Toy maker LEGO has once again raised the bar for the ever-increasing record title Tallest structure built with interlocking plastic bricks, having beaten their own record almost exactly a year later.
Lego Italia (Italy) built a structure in Milan that measured a soaring 35.05 m (114 ft 11 in) and required approximately 550,000 LEGO bricks to complete.
The Italian team out-built Lego Store Budapest who constructed a 34.76 m (114 ft 0.50 in) tower in Hungary last year.
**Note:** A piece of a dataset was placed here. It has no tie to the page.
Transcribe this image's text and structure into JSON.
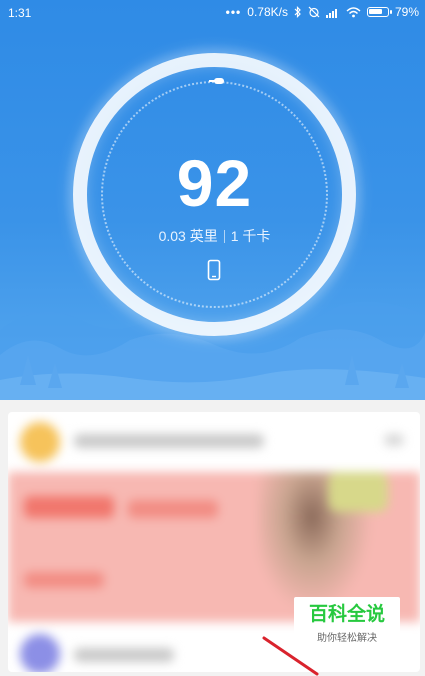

The LEGO Group donated seven euros for every centimetre of the tower that was built to a project which focuses on the protection and development of Urban Oasis, in collaboration with the World Wildlife Fund.
The event organisers were keen to demonstrate that as each of the tiny bricks were important to complete the huge structure, small actions like donating to charity are important to help build a better future.
Over the five day event 18,000 builders contributed to the towering success and the tower was visited by more than 50,000 spectators.
Many of the builders were children, since one of the main objectives of the record attempt was to inspire kids to develop their skills in creativity, imagination and learn how to to work as a team.
The tower was so high that popular Italian TV personality Alessandro Cattelan had to be lifted by a crane to place the last, history-making brick.
Following this, Guinness World Records adjudicator Lorenzo Veltri happily announced the record triumph.
Many other record-breakers have worked with LEGO – for example, one competitive record is for the Tallest structure built with interlocking plastic bricks in one minute - the record is 131 bricks tall, built by Andy Parsons (UK). Recently at Brick 2014 in London, children contributed to a new record for the Largest LEGO® Minecraft diorama.